Boxer's campaign manager, Rose Kapolczynski, reacted to Fiorina's new cash infusion by writing in an e-mail to supporters: "That means, unless we can raise more, our campaign will be outspent on the airwaves by at least $1 million between now and Election Day -- and that puts everything at risk."

The Democratic Senatorial Campaign Committee also is spending an undisclosed amount to boost Boxer's bid to hold on to her seat. The heavy involvement of both national parties is a sign that the race remains competitive, despite a Los Angeles Times/USC poll released Sunday that showed the senator with an eight-point lead. The Republican committee characterized the race as "neck-and-neck." Fiorina also felt good enough about her prospects to loan her campaign $1 million last week, on top of the $5.5 million she loaned it during the primary campaign.

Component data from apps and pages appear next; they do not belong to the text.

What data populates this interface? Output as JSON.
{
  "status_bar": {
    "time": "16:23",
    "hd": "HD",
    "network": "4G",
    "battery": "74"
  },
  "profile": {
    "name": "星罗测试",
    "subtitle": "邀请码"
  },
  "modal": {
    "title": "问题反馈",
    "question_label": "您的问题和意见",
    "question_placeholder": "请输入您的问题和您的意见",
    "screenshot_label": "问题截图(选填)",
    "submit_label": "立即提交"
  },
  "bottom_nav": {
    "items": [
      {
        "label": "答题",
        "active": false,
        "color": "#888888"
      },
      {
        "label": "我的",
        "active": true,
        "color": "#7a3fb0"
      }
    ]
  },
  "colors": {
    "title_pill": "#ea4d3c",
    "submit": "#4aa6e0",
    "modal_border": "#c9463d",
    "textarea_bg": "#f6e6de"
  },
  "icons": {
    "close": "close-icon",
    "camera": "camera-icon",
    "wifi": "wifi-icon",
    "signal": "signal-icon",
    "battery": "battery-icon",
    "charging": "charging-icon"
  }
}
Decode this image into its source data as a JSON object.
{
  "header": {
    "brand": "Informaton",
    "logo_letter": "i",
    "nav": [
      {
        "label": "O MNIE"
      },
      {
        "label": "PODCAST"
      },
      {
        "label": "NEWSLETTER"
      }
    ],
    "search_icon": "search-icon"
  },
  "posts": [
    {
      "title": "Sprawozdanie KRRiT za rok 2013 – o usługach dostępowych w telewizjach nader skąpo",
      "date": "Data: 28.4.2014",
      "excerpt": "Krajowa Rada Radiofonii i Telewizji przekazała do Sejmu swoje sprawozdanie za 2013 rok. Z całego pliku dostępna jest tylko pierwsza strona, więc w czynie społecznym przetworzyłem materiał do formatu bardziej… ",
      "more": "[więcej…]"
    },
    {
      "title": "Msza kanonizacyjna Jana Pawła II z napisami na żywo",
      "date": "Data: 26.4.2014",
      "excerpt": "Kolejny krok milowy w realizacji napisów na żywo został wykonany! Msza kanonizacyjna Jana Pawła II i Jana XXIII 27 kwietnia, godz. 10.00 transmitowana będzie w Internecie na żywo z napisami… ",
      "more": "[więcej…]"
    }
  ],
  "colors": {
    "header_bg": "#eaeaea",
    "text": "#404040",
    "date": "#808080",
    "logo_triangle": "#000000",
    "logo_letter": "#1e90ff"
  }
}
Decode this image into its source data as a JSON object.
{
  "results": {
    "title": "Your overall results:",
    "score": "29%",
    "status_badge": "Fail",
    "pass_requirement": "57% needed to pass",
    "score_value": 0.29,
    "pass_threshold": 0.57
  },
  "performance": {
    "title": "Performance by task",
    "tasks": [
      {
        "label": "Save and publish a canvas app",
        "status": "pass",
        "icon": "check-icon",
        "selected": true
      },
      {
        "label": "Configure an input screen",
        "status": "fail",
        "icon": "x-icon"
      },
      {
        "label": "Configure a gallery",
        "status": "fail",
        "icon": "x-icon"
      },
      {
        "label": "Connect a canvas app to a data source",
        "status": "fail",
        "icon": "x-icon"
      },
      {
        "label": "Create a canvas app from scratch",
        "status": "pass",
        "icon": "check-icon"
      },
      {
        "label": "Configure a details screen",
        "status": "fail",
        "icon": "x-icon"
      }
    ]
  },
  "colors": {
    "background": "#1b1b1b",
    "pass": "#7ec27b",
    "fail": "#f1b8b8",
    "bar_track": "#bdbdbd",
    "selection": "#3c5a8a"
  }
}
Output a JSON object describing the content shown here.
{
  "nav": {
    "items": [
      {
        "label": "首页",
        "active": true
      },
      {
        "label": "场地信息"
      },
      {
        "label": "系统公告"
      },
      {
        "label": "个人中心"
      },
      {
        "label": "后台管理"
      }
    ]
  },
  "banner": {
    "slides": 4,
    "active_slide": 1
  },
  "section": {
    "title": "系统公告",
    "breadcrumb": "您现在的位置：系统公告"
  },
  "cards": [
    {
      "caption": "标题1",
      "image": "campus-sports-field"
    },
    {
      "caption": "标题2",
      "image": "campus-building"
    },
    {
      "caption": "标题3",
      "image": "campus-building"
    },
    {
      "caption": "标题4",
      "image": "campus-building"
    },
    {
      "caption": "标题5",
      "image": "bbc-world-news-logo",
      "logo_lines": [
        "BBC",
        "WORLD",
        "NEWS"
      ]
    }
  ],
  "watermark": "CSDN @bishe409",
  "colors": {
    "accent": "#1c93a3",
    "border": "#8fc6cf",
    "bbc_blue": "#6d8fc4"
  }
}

Boxer, Feinstein and Lofgren were in San Jose to tour Stion, a solar energy company with 112 employees that was founded in 2006 and benefited from tax credits in the 2009 stimulus bill. The maker of solar photovoltaic cells aims to minimize the total installed cost of solar electricity while maximizing its efficiency.

"This company is going to grow good-paying, permanent jobs," said Feinstein, arguing that green energy is where the jobs of the future are.

Boxer and Feinstein strongly urged the defeat of Proposition 23, which would suspend state greenhouse gas limits until employment makes a lasting recovery -- and would be "disastrous" for companies like Stion, Boxer said. She called AB 32, the law that would be suspended, a "jobs creator" -- not, as Fiorina contends, a "jobs killer."

Andrea Saul, a spokeswoman for Fiorina's campaign, responded by saying: "Barbara Boxer's insistence that the stimulus is creating jobs when more than 500,000 more Californians have been put out of work since it passed, on top of the fact that 70 percent of the taxpayer-funded wind tax credits in the so-called stimulus have been shipped to create jobs overseas show just how out of touch and ineffective Boxer's nearly three decades in Washington have been. Barbara Boxer is only interested in one job and one job only -- her own."

Walking to her car after the event, Feinstein was asked about her "bad" comment and said, "I think the prevailing view, and I don't think this is necessarily correct, is that it's a very difficult time, there's no question about that."

Boxer's last word to reporters required less hedging. Asked who would win the World Series, she thrust her fist in the air and shouted, "Giants!"

Mercury News staff writer Mike Zapler contributed to this report. Contact Karl Kahler at 408-920-5023.